- 13:00
https://kaust.zoom.us/j/94262797011?pwd=ZXBBcnltQ3JvZkdhWFZjTEptL3FmUT09
Contact Person
We develop several new communication-efficient second-order methods for distributed optimization. Our first method, NEWTON-STAR, is a variant of Newton's method from which it inherits its fast local quadratic rate. However, unlike Newton's method, NEWTON-STAR enjoys the same per iteration communication cost as gradient descent. While this method is impractical as it relies on the use of certain unknown parameters characterizing the Hessian of the objective function at the optimum, it serves as the starting point which enables us to design practical variants thereof with strong theoretical guarantees. In particular, we design a stochastic sparsification strategy for learning the unknown parameters in an iterative fashion in a communication efficient manner. Applying this strategy to NEWTON-STAR leads to our next method, NEWTON-LEARN, for which we prove local linear and superlinear rates independent of the condition number. When applicable, this method can have dramatically superior convergence behavior when compared to state-of-the-art methods. Finally, we develop a globalization strategy using cubic regularization which leads to our next method, CUBIC-NEWTON-LEARN, for which we prove global sublinear and linear convergence rates, and a fast superlinear rate. Our results are supported with experimental results on real datasets, and show several orders of magnitude improvement on baseline and state-of-the-art methods in terms of communication complexity.
Thursday, April 15, 2021, 12:00
- 13:00
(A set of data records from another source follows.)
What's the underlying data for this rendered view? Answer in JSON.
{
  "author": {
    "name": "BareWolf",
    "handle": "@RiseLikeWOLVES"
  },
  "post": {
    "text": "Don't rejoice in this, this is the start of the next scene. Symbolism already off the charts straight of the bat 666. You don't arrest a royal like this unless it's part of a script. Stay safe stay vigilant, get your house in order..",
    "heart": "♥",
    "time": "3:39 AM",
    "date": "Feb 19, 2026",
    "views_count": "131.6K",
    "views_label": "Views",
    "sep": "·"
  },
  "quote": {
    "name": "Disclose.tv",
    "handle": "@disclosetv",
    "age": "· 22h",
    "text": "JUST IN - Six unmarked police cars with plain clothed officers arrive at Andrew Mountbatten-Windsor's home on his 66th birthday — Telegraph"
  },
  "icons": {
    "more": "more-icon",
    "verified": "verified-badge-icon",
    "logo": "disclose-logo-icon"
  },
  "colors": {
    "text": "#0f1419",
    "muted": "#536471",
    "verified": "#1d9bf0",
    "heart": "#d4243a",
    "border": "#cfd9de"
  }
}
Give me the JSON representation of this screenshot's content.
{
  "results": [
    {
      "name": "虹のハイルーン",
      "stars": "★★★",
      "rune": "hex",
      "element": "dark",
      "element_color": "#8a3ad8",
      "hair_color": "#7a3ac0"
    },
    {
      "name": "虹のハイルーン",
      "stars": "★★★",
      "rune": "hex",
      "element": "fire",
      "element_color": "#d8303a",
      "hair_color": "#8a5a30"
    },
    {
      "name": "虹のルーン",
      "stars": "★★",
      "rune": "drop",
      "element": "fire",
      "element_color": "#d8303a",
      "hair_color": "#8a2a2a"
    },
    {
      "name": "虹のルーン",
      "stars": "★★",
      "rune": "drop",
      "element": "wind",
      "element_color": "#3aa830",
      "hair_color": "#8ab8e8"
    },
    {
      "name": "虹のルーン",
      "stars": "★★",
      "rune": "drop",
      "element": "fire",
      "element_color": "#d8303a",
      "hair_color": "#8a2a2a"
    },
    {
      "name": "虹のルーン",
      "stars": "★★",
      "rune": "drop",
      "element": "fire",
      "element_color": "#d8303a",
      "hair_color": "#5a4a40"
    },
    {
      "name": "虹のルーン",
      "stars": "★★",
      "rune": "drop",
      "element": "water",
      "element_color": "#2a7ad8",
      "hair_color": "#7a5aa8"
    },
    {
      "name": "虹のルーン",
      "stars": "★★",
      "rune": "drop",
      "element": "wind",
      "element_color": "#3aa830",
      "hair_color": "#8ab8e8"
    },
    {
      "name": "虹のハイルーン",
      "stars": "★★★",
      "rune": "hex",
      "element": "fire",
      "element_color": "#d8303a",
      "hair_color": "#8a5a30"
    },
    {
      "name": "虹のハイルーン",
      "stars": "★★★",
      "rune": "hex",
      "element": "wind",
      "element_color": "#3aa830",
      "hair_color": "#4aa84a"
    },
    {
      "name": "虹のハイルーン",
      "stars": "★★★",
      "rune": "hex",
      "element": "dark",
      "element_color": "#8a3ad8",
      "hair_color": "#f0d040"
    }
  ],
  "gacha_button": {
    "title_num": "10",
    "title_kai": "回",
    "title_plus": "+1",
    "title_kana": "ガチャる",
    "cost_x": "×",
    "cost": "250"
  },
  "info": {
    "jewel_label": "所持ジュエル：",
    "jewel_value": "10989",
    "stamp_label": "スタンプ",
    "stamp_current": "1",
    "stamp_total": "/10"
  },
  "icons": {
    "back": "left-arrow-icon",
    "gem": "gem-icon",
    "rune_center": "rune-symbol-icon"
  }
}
https://kaust.zoom.us/j/94262797011?pwd=ZXBBcnltQ3JvZkdhWFZjTEptL3FmUT09
Contact Person
Dynamic programming is an efficient technique to solve optimization problems. It is based on decomposing the initial problem into simpler ones and solving these sub-problems beginning from the simplest ones. A conventional dynamic programming algorithm returns an optimal object from a given set of objects. We developed extensions of dynamic programming which allow us (i) to describe the set of objects under consideration, (ii) to perform a multi-stage optimization of objects relative to different criteria, (iii) to count the number of optimal objects, (iv) to find the set of Pareto optimal points for the bi-criteria optimization problem, and (v) to study the relationships between two criteria. The considered applications include optimization of decision trees and decision rule systems as algorithms for problem-solving, as ways for knowledge representation, and as classifiers, optimization of element partition trees for rectangular meshes which are used in finite element methods for solving PDEs, and multi-stage optimization for such classic combinatorial optimization problems as matrix chain multiplication, binary search trees, global sequence alignment, and shortest paths.
Olivier Guéant, Professor, Applied Mathematics at Université Paris 1 Panthéon-Sorbonne, France
Tuesday, April 13, 2021, 15:00
- 18:00
https://kaust.zoom.us/j/97831248001
Contact Person
This 6-hour course covers the theory of optimal control in the case of discrete spaces / graphs. In the first part, we present the dynamic programming principle and the resulting Bellman equations. Bellman equations, which turn out to be a system of backward ordinary differential equations (ODE), are then thoroughly studied: in addition to existence and uniqueness results obtained through classical ODE tools and comparison principles, the long-term behavior of optimal control problems is studied using comparison principles and semi-group tools. The second part of the course focuses on a special case of optimal control problems on graphs for which closed-form solutions can be derived. The link with inventory management problems will be presented in details (in particular the link with the resolution of the Avellaneda-Stoikov problem, a classical problem in finance).